* Work order *
Pull each line holding "source" out of the entries below.
==== Data for this task
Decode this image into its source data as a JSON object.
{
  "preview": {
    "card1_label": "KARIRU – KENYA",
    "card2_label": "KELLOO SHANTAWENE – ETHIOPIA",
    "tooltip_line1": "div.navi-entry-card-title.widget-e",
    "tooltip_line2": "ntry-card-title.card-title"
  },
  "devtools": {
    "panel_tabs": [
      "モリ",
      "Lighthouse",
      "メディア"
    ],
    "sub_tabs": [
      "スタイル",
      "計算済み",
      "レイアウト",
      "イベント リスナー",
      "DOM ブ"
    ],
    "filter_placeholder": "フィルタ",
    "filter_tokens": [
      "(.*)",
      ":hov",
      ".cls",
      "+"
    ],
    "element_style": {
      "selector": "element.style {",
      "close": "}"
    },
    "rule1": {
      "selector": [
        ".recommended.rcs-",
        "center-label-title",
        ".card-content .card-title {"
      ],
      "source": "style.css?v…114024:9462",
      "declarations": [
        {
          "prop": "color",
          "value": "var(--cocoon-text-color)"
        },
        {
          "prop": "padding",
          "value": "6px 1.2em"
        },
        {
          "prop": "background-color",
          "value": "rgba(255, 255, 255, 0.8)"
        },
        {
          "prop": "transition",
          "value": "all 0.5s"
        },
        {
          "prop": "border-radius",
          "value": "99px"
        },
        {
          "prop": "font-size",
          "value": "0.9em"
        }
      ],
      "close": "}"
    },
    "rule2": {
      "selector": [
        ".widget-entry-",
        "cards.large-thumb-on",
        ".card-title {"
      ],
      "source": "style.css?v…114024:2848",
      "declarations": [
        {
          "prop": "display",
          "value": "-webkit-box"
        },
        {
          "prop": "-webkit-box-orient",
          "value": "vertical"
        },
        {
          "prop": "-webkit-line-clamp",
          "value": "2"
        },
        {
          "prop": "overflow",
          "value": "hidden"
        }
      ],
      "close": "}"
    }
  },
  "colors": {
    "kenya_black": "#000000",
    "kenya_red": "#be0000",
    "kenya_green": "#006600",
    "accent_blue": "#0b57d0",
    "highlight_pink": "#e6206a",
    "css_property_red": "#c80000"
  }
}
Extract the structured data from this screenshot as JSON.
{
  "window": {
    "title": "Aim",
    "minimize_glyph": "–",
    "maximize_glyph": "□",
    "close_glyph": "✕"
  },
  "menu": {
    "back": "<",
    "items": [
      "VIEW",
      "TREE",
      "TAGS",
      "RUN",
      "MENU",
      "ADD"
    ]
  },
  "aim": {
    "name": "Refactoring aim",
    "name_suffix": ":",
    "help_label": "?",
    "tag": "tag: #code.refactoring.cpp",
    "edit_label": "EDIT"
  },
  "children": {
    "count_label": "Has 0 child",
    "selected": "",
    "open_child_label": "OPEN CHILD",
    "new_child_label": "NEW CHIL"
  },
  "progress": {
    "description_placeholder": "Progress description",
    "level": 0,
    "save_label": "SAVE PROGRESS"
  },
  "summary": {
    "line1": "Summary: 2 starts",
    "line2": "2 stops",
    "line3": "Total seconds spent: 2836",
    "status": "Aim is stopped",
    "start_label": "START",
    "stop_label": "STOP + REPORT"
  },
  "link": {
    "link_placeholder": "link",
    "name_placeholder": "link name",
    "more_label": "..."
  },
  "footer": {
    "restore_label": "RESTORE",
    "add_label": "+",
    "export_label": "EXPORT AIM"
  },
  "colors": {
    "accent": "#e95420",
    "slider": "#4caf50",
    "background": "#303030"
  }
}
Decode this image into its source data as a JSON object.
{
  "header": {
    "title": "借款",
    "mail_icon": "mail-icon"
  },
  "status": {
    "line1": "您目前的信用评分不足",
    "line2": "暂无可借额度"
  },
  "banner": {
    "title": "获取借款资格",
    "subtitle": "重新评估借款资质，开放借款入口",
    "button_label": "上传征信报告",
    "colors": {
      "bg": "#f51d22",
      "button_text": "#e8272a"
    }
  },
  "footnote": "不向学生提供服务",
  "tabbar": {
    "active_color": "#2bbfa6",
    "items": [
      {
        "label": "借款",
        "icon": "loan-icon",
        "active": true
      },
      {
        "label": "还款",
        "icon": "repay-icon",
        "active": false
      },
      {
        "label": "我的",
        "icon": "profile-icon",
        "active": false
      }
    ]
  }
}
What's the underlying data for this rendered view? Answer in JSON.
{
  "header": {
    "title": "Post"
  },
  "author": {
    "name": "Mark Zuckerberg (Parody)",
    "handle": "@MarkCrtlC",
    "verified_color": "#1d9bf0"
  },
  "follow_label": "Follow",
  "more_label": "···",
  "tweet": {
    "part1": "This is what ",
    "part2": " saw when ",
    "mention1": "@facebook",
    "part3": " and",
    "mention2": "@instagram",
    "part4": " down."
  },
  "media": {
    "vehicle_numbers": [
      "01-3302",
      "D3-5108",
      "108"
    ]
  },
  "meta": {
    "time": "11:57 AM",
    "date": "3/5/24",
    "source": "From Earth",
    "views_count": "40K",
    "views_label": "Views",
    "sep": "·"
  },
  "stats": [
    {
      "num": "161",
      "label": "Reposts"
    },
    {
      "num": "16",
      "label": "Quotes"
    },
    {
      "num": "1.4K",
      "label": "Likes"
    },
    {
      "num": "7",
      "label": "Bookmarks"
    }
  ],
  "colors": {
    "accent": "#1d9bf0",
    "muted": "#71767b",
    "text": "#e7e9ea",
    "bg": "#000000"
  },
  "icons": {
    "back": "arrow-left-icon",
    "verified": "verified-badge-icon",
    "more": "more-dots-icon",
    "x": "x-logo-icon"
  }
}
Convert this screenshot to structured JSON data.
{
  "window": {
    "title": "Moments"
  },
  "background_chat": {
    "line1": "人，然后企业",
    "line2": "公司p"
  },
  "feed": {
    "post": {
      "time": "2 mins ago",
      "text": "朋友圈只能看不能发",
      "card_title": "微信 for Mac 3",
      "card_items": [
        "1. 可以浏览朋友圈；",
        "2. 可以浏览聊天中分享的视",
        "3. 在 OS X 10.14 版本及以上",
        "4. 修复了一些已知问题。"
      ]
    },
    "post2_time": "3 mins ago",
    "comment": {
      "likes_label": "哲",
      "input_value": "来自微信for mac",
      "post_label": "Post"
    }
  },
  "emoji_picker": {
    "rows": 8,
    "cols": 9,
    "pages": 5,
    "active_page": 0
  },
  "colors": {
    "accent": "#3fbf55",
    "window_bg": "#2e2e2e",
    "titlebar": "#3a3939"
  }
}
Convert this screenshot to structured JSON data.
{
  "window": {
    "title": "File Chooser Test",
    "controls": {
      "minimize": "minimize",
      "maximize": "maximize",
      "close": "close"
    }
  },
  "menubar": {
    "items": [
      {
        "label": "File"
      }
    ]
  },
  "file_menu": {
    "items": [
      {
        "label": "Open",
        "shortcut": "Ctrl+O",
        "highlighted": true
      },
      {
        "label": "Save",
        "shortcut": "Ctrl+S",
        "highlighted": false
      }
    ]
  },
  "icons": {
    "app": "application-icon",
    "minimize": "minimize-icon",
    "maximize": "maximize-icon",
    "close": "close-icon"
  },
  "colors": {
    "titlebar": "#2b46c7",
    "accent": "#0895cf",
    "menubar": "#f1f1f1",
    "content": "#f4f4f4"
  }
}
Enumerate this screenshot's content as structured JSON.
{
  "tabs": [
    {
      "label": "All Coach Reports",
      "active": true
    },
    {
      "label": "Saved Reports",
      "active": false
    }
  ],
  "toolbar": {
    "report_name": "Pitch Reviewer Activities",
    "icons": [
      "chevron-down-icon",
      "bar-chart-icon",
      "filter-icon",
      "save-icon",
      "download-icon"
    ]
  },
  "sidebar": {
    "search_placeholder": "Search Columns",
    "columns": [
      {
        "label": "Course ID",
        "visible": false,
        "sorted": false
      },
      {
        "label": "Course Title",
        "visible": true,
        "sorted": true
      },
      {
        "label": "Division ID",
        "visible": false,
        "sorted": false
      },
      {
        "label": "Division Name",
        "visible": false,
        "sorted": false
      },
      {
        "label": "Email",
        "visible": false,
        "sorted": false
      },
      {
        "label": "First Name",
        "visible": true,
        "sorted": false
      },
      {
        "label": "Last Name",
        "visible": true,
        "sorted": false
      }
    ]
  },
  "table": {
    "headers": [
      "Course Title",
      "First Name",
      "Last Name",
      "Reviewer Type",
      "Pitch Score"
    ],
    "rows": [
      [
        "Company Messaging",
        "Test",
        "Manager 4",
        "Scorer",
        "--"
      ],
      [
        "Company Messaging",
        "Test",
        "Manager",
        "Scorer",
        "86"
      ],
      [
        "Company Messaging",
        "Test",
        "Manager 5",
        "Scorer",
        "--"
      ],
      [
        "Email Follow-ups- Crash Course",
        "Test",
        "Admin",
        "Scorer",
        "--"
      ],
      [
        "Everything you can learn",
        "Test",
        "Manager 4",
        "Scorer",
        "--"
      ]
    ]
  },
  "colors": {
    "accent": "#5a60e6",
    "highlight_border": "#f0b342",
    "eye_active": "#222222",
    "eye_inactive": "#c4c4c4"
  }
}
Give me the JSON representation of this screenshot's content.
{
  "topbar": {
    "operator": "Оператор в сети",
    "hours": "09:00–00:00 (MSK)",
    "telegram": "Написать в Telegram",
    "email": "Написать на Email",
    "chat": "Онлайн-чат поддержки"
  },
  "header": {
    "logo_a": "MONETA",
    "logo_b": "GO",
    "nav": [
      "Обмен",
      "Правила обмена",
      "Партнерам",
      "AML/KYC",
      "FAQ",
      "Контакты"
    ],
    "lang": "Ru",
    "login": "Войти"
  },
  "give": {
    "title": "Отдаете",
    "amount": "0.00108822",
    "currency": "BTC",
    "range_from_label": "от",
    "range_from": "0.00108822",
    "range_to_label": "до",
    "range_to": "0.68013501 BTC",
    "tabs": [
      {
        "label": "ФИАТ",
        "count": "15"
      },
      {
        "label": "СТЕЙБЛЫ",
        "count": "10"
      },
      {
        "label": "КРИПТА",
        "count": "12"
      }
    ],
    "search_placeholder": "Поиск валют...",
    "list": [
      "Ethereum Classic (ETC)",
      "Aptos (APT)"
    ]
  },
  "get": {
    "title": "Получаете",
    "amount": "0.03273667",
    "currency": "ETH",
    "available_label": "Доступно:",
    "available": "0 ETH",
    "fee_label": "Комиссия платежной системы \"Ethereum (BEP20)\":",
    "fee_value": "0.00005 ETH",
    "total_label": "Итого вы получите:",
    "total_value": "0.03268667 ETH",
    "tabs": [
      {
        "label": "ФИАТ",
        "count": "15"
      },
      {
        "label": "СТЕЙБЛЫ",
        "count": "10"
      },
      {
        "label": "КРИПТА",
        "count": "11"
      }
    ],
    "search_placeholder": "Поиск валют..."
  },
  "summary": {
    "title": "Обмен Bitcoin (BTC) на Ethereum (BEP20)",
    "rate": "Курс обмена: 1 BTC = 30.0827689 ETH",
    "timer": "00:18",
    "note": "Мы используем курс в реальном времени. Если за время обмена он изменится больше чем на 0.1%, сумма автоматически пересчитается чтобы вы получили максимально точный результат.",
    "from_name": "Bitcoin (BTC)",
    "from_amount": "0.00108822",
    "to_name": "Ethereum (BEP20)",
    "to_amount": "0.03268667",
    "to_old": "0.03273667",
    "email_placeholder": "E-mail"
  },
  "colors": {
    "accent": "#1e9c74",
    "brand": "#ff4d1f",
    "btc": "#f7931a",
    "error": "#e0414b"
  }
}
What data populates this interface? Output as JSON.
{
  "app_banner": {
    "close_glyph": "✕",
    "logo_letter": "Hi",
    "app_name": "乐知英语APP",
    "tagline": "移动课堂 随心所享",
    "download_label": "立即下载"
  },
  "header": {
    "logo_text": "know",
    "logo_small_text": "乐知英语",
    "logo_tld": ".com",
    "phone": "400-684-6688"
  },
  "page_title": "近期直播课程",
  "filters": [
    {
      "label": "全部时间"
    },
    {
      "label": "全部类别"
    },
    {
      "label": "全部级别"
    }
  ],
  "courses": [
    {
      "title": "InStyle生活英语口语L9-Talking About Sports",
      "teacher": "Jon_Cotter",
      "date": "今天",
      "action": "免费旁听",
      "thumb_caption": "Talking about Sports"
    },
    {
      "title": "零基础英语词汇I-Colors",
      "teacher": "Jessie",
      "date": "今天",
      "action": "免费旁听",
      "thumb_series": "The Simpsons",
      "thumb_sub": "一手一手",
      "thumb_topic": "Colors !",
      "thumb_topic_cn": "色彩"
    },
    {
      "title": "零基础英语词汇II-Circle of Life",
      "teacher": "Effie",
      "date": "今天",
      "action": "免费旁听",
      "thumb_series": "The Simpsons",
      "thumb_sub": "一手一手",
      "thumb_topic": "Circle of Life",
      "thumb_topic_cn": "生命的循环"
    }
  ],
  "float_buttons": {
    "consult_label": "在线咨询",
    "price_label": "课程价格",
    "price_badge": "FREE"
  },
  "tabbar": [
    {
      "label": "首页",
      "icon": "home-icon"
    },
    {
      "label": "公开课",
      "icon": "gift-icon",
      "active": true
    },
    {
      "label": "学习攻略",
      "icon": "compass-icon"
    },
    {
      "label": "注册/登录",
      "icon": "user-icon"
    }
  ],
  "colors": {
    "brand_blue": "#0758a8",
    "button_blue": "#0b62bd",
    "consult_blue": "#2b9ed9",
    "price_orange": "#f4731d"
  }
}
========
* Result for this exercise *
Decode this image into its source data as a JSON object.
      "source": "style.css?v…114024:9462",
      "source": "style.css?v…114024:2848",
Decode this image into its source data as a JSON object.
    "source": "From Earth",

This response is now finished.